The task: Identify and copy all lines of the material where the string "content" is found.

Extracted entries:
>>

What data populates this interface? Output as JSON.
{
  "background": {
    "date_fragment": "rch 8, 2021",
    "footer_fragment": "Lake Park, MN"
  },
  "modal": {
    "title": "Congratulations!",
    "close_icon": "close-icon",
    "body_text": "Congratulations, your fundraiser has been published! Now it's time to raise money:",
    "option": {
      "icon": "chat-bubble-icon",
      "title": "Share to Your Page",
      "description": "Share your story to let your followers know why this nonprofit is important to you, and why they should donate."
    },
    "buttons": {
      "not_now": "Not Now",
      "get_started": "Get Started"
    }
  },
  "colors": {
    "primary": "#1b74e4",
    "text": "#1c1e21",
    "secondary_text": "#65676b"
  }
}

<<
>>

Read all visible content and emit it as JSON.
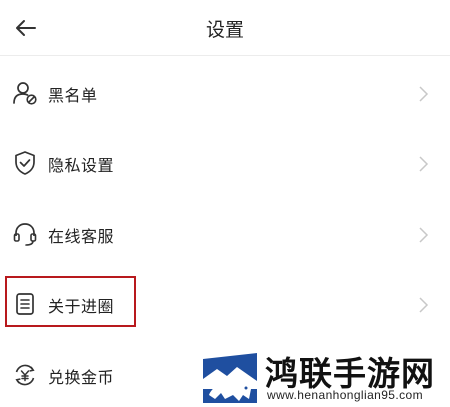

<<
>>

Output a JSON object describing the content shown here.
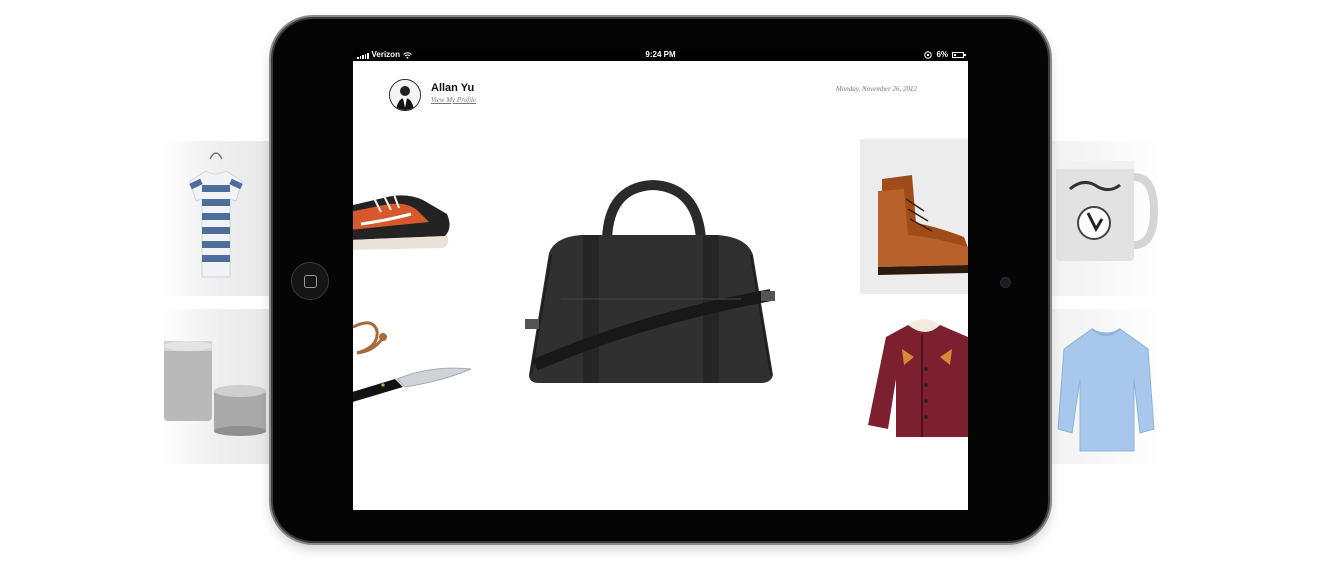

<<

Answer to this exercise:
Read all visible content and emit it as JSON.
Output a JSON object describing the content shown here.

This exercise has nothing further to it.